## WORK TO BE COMPLETED
Below are the lines to check; count those holding the string "terminal" and give only the number.

* * * *

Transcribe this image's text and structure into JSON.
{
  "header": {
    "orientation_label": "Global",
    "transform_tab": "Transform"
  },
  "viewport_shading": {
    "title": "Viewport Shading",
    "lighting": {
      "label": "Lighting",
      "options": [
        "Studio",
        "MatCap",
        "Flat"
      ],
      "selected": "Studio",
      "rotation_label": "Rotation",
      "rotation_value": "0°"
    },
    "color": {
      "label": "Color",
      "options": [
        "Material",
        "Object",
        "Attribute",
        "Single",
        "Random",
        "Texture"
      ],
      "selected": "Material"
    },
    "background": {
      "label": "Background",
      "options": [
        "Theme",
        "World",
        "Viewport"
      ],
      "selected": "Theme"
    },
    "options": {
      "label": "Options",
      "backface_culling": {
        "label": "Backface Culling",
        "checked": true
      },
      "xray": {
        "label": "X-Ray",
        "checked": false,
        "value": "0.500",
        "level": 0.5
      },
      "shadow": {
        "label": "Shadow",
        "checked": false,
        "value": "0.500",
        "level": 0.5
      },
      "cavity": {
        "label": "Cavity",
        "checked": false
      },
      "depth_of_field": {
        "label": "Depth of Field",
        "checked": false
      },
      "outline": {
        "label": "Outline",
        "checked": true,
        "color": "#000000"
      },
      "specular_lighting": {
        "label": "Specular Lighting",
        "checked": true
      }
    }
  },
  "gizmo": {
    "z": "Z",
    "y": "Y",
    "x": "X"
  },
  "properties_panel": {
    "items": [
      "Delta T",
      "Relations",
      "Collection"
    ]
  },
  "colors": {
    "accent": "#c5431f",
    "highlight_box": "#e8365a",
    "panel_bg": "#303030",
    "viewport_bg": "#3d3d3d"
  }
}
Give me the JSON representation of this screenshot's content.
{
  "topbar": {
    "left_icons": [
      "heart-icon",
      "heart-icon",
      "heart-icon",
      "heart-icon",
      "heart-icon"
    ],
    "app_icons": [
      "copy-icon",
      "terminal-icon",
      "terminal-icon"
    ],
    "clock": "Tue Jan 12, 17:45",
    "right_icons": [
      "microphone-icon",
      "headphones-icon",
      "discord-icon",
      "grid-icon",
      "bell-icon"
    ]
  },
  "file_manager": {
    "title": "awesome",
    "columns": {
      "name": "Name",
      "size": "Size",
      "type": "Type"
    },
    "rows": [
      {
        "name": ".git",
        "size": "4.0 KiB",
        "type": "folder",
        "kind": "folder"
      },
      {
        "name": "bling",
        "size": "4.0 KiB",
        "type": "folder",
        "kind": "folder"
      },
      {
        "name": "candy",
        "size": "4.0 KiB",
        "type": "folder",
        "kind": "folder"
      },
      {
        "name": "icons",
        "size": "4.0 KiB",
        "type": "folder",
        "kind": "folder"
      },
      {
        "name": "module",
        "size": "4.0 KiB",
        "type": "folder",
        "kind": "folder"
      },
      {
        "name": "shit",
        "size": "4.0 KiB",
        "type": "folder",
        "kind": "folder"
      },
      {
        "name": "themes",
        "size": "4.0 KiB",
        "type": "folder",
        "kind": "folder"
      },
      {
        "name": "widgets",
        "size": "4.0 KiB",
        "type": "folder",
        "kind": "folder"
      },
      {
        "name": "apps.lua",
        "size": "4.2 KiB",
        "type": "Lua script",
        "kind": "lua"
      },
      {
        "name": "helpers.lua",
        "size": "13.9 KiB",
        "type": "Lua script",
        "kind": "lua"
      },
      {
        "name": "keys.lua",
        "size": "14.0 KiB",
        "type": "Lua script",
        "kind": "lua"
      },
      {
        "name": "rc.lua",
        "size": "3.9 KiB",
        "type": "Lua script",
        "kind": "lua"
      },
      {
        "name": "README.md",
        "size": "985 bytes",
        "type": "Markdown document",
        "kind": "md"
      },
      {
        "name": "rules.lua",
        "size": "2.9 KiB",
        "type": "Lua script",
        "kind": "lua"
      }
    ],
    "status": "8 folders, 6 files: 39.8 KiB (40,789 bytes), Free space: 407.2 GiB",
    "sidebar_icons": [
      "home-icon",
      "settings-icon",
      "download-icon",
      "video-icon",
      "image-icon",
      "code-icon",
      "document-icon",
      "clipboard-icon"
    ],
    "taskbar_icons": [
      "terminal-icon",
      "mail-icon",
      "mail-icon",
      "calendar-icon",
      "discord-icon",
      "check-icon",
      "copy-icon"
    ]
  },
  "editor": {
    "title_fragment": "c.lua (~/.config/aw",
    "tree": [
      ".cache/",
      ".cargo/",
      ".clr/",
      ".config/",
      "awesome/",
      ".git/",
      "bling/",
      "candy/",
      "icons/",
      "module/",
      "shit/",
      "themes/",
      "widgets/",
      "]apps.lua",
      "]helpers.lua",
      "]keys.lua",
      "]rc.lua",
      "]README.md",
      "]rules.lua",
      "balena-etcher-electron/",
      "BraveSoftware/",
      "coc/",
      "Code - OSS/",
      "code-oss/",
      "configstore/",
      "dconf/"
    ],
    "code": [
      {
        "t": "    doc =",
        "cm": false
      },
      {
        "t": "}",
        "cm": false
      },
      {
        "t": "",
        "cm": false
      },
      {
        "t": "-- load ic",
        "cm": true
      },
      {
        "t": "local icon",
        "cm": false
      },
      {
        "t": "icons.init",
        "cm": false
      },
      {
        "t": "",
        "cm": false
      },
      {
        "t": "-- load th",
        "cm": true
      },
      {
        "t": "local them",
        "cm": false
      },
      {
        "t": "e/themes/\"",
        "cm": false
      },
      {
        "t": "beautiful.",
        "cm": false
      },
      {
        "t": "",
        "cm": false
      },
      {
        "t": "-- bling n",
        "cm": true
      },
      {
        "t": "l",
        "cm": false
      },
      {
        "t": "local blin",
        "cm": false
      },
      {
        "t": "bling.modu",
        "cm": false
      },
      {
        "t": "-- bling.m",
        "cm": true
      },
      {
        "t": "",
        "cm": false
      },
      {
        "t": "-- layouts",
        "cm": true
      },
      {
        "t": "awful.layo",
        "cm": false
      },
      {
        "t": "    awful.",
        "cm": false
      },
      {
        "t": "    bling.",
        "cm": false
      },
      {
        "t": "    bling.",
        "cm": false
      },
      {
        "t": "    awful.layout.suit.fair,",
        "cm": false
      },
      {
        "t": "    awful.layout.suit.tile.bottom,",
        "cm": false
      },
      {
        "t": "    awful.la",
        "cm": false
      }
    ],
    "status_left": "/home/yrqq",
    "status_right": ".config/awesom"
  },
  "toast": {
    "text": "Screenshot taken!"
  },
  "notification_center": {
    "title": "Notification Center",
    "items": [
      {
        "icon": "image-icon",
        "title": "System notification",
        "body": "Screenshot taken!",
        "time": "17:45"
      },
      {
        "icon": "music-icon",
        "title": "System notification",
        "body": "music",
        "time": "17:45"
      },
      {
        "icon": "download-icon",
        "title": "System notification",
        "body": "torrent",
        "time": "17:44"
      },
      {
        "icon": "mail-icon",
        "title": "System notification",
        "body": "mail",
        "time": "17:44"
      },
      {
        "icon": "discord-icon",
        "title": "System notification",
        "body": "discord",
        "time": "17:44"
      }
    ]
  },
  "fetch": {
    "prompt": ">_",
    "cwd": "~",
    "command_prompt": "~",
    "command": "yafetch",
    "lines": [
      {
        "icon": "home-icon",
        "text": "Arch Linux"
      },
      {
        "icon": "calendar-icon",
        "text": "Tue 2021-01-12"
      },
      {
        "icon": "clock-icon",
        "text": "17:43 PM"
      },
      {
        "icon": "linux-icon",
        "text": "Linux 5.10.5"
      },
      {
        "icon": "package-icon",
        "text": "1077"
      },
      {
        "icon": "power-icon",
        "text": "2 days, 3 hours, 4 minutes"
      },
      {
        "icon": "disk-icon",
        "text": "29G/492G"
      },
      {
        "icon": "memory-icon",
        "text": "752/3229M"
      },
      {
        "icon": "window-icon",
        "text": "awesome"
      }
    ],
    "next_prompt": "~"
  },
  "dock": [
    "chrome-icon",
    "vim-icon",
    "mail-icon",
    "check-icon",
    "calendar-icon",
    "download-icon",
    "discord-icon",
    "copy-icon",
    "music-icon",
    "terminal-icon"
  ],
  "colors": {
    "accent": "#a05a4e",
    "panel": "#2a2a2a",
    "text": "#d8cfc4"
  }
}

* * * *

## TASK ANSWER
4